There have been other things that have changed Wilson. Faced with a decision on whether to return for his senior season or declare for the draft, Wilson said he had to mature even more.

"That decision making process after the game as we talked about the draft made me grow up as a person," he said. "I knew I had wanted to be here for my entire time all along. This is what my goals are and what I want to do as a person long term. You have to make a lot of grown-up decisions and do it in a short time frame. That helps you grow up and have a different purpose for playing. Then all of the stuff that transpired in the last month makes you grow up more.

"Right now, I feel more confident than I've ever felt and I think that helps you become a better leader. I think guys see that."

Did Wilson watch Texas A&M quarterback Ryan Tannehill go in the eighth overall pick in the draft?

"I did watch it," Wilson said. "I got to know him before when I was at the (Manning Passing Academy). When I made my decision back in January, I told myself, after this I'm going to put my nose down and not question it and make myself right.

"But when you watch the draft, it comes to you. Obviously, I could have been right there in the mix with those guys. And I knew that when I made my decision.
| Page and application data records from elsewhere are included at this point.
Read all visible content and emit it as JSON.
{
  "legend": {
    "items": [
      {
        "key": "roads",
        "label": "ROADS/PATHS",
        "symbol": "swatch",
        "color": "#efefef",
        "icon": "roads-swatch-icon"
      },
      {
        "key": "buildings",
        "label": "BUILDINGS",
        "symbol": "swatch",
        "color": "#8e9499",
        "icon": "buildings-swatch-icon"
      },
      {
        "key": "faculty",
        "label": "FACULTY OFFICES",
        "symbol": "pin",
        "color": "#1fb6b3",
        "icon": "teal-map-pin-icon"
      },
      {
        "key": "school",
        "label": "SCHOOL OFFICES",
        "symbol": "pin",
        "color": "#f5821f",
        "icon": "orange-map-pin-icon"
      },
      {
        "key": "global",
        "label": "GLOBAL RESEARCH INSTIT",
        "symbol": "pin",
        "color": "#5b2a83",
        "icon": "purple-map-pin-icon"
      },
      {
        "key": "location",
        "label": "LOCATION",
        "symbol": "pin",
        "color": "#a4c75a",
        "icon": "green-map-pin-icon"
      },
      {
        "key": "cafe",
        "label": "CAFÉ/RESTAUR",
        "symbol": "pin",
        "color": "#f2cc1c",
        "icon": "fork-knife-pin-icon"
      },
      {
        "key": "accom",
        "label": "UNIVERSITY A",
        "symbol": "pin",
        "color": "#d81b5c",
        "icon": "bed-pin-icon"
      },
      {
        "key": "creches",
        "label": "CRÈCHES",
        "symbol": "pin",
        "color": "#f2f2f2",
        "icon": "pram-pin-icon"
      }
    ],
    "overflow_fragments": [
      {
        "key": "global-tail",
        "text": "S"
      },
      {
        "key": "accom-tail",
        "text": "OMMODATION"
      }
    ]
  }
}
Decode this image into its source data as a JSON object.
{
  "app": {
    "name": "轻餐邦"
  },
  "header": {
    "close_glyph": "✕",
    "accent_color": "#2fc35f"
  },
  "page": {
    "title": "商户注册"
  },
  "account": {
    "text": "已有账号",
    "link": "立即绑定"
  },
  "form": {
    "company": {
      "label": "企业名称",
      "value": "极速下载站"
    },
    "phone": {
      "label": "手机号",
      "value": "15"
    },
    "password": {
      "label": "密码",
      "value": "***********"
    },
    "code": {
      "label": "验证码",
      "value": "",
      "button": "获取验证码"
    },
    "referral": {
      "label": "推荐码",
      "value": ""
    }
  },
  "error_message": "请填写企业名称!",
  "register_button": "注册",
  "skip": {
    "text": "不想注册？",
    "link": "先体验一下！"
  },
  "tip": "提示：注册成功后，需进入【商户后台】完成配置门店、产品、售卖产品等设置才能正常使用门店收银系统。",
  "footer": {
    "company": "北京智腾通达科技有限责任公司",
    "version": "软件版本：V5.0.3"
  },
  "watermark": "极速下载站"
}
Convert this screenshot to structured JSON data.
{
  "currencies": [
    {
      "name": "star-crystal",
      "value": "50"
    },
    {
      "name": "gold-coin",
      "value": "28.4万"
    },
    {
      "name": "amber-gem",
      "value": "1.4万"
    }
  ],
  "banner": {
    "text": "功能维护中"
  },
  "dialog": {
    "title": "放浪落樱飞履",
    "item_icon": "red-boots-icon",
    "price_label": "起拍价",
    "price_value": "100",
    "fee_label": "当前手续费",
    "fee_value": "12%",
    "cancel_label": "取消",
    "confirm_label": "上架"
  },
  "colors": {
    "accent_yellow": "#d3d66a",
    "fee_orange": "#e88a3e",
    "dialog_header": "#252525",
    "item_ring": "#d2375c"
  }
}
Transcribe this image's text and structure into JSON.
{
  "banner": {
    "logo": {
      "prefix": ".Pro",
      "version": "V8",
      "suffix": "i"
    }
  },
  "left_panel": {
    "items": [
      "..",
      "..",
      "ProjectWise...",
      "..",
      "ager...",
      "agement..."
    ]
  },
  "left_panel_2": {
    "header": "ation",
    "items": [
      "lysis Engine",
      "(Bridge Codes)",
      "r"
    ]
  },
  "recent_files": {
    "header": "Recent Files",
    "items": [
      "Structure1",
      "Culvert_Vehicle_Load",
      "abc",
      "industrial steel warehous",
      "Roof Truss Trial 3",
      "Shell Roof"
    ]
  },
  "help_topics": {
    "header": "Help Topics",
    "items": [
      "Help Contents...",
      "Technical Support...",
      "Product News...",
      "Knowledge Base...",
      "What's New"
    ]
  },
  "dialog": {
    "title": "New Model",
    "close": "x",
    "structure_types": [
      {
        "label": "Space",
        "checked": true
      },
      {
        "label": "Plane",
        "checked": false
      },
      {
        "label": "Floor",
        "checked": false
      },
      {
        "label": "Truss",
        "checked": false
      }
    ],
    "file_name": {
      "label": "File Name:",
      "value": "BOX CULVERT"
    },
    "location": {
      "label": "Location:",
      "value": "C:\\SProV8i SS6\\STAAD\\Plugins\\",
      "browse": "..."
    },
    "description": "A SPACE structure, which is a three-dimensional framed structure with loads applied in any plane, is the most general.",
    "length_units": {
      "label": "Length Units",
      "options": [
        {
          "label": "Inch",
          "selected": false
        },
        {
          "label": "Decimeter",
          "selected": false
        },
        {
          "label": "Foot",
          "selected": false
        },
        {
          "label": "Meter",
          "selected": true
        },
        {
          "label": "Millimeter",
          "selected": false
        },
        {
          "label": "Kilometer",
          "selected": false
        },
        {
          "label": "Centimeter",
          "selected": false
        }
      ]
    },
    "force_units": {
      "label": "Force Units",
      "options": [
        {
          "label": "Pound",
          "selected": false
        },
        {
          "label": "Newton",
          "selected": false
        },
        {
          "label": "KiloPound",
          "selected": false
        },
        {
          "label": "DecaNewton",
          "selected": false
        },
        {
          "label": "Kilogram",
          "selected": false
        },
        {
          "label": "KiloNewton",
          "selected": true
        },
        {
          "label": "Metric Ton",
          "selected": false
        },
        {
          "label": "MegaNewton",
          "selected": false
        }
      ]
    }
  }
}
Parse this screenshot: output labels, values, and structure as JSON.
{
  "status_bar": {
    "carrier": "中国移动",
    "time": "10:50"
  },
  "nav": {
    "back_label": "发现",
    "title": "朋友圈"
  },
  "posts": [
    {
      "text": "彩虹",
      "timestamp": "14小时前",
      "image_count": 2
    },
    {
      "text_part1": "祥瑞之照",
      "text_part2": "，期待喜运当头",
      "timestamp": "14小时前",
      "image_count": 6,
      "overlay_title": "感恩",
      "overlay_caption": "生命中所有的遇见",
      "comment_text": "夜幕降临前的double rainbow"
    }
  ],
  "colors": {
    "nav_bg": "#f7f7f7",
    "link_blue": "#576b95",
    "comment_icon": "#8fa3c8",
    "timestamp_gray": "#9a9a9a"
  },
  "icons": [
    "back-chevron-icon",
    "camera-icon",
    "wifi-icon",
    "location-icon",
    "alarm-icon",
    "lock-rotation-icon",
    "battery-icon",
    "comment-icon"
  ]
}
I had a number of sources that told me that you could be right there in the middle of the first round.

"I think even during the process, Tannehill got a little bump (higher). He got to show some people what he could do and that helped his stock out a little bit."

There are good things that could come out of the coaching stage that give Wilson a little bump. Obviously, playing in the Petrino system is a plus with NFL coaches because Petrino operated a pro system. But it can also be a downgrade because some think quarterback numbers for an Arkansas quarterback in this system may inflate the numbers. This is a chance to show himself under a new playcaller, even if it's still a Petrino and in a similar system. The key is that Wilson has grown in his ability to make checks at the line and change calls.

"I think some did look at having Coach Petrino calling plays as an advantage for a quarterback and might say it's a system thing (and not a player's ability)," Wilson said. "But I guess I still have a Petrino calling plays for me. That's a great thing, too, but he does call a different game, a really good game that I'm comfortable with. A lot of the things he calls are because I'm good at.

"I always try to spin things in the positive and there's no reason this situation can't help me. When you talk to general managers later down the road, I hope this can spin in the positive for me."

Hawgs Daily Top Stories